Qatar is now considering boosting capacity beyond the 126 million mt/year already announced, Kaabi said. "There is great interest" from international oil companies to also participate and Qatar will be sending documents next week for their interest, he said.

The global LNG market is heading into a tighter supply-demand balance later this year through 2024 after being in oversupply since late 2018, according to S&P Global Platts Analytics.

There are limited new projects that will come online over the period, allowing for demand to catch up with the record build in liquefaction capacity in 2018 and 2019. In a sign of how vulnerable the market is to supply shocks and extreme winter demand, the JKM spot Asian LNG price rallied from an all-time low of $1.825/MMBtu at the end of April to an all-time high of $32.50/MMBtu in January, the result of a perfect storm of high demand, shipping constraints and supply-side issues.

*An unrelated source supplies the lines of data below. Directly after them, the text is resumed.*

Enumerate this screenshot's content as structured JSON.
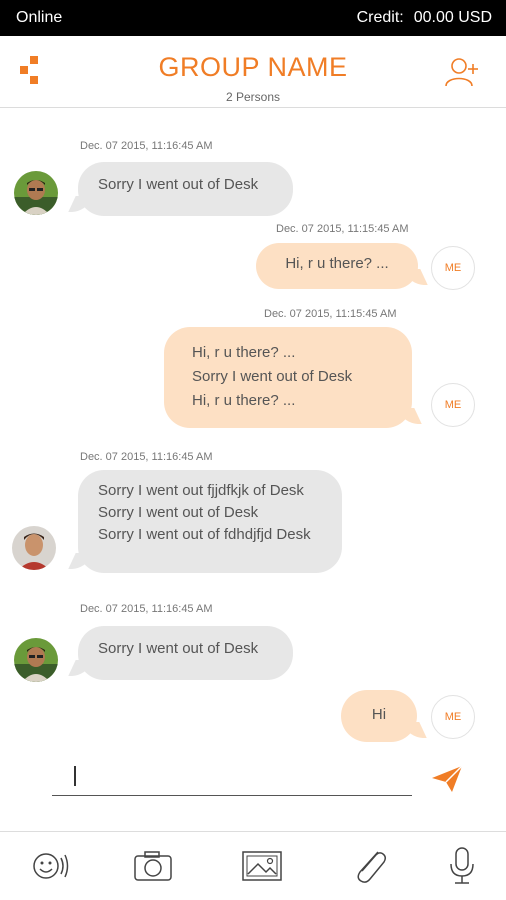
{
  "status_bar": {
    "connection": "Online",
    "credit_label": "Credit:",
    "credit_value": "00.00 USD"
  },
  "header": {
    "title": "GROUP NAME",
    "subtitle": "2 Persons"
  },
  "messages": [
    {
      "direction": "in",
      "timestamp": "Dec. 07 2015, 11:16:45 AM",
      "lines": [
        "Sorry I went out of Desk"
      ]
    },
    {
      "direction": "out",
      "timestamp": "Dec. 07 2015, 11:15:45 AM",
      "lines": [
        "Hi, r u there? ..."
      ],
      "avatar_label": "ME"
    },
    {
      "direction": "out",
      "timestamp": "Dec. 07 2015, 11:15:45 AM",
      "lines": [
        "Hi, r u there? ...",
        "Sorry I went out of Desk",
        "Hi, r u there? ..."
      ],
      "avatar_label": "ME"
    },
    {
      "direction": "in",
      "timestamp": "Dec. 07 2015, 11:16:45 AM",
      "lines": [
        "Sorry I went out fjjdfkjk of Desk",
        "Sorry I went out of Desk",
        "Sorry I went out of fdhdjfjd  Desk"
      ]
    },
    {
      "direction": "in",
      "timestamp": "Dec. 07 2015, 11:16:45 AM",
      "lines": [
        "Sorry I went out of Desk"
      ]
    },
    {
      "direction": "out",
      "timestamp": "",
      "lines": [
        "Hi"
      ],
      "avatar_label": "ME"
    }
  ],
  "compose": {
    "value": "",
    "placeholder": ""
  },
  "toolbar": {
    "icons": [
      "emoji-icon",
      "camera-icon",
      "image-icon",
      "attachment-icon",
      "microphone-icon"
    ]
  },
  "colors": {
    "accent": "#f07d26",
    "outgoing_bubble": "#fde0c4",
    "incoming_bubble": "#e7e7e7",
    "status_bar": "#000000"
  }
}
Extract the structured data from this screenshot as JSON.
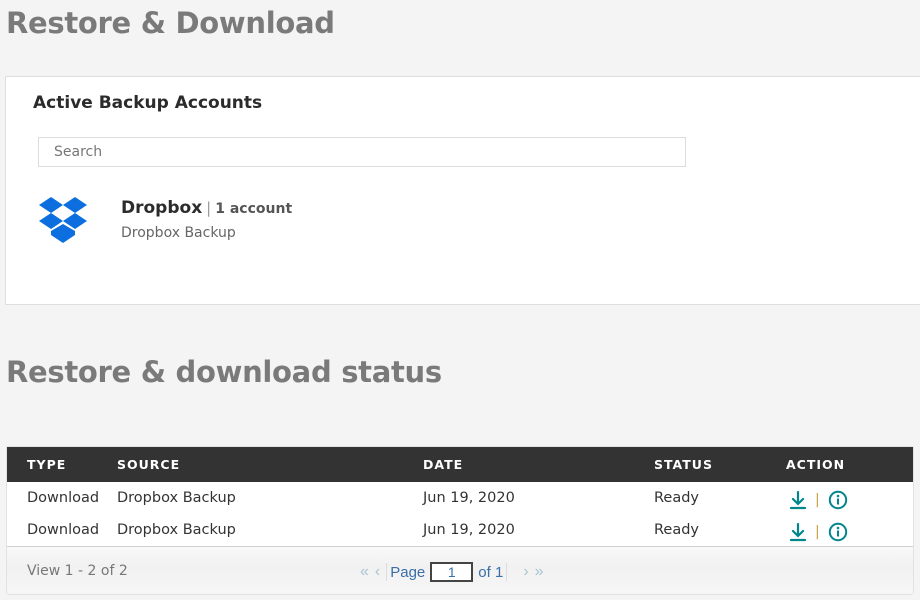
{
  "page": {
    "title": "Restore & Download"
  },
  "accounts": {
    "title": "Active Backup Accounts",
    "search_placeholder": "Search",
    "search_value": "",
    "items": [
      {
        "name": "Dropbox",
        "separator": "|",
        "count": "1 account",
        "subtitle": "Dropbox Backup",
        "icon": "dropbox-icon",
        "icon_color": "#0d6fdf"
      }
    ]
  },
  "status": {
    "title": "Restore & download status",
    "columns": [
      "TYPE",
      "SOURCE",
      "DATE",
      "STATUS",
      "ACTION"
    ],
    "rows": [
      {
        "type": "Download",
        "source": "Dropbox Backup",
        "date": "Jun 19, 2020",
        "status": "Ready",
        "actions": [
          "download-icon",
          "info-icon"
        ],
        "action_sep": "|"
      },
      {
        "type": "Download",
        "source": "Dropbox Backup",
        "date": "Jun 19, 2020",
        "status": "Ready",
        "actions": [
          "download-icon",
          "info-icon"
        ],
        "action_sep": "|"
      }
    ],
    "footer": {
      "view_text": "View 1 - 2 of 2",
      "page_label": "Page",
      "page_value": "1",
      "of_label": "of 1",
      "first_icon": "«",
      "prev_icon": "‹",
      "next_icon": "›",
      "last_icon": "»"
    },
    "accent_color": "#00868b",
    "header_bg": "#333333"
  }
}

"Qatar Petroleum is in a position to fill any supply-side gap in the coming two decades," Samer Mosis, EMEA LNG team lead at Platts Analytics, said.

Qatar enjoys some of the lowest product costs in the world, with estimated long-run breakeven cost of new expansions at under $5/MMBtu landed into Asia, he said.

Platts Analytics sees JKM averaging just below $7/MMBtu in the 2030s, well below the average price of $9/MMBtu QP has realized for its sales into Northeast Asia since 2016, he said. "Consequently, Qatar must now prepare itself for sales prices below what it is used to achieving, potentially highlighting the need for such a large capacity buildout."

QP faces over 50 million mt/year of uncontracted supply in the next six years, 31.2 million mt/year of new uncontracted capacity (not counting the 11 million mt/year of equity production from Golden Pass) and 23 million mt/year of expiring contracts, 60% of which are with Qatar's traditional Asian customer base, Mosis said.

"With the global LNG market seeing just 15 million mt/year of new end-user backed contracts signed in all of 2019, the task Qatar faces is significant even for LNG's most powerful player," he said.